» **Requirement**
Filter these entries down to the lines that hold the word "label", and show each of them.

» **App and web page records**
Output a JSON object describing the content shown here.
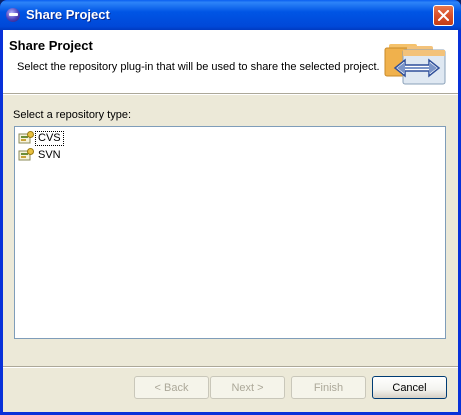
{
  "window": {
    "title": "Share Project"
  },
  "banner": {
    "title": "Share Project",
    "message": "Select the repository plug-in that will be used to share the selected project."
  },
  "repository_list": {
    "label": "Select a repository type:",
    "items": [
      {
        "label": "CVS",
        "icon": "cvs-repository-icon",
        "selected": true
      },
      {
        "label": "SVN",
        "icon": "svn-repository-icon",
        "selected": false
      }
    ]
  },
  "buttons": {
    "back": {
      "label": "< Back",
      "enabled": false
    },
    "next": {
      "label": "Next >",
      "enabled": false
    },
    "finish": {
      "label": "Finish",
      "enabled": false
    },
    "cancel": {
      "label": "Cancel",
      "enabled": true
    }
  },
  "colors": {
    "titlebar": "#0055e5",
    "dialog_background": "#ece9d8",
    "banner_background": "#ffffff",
    "close_button": "#d9502a"
  }
}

» **Completed task**
    "label": "Select a repository type:",
        "label": "CVS",
        "label": "SVN",
      "label": "< Back",
      "label": "Next >",
      "label": "Finish",
      "label": "Cancel",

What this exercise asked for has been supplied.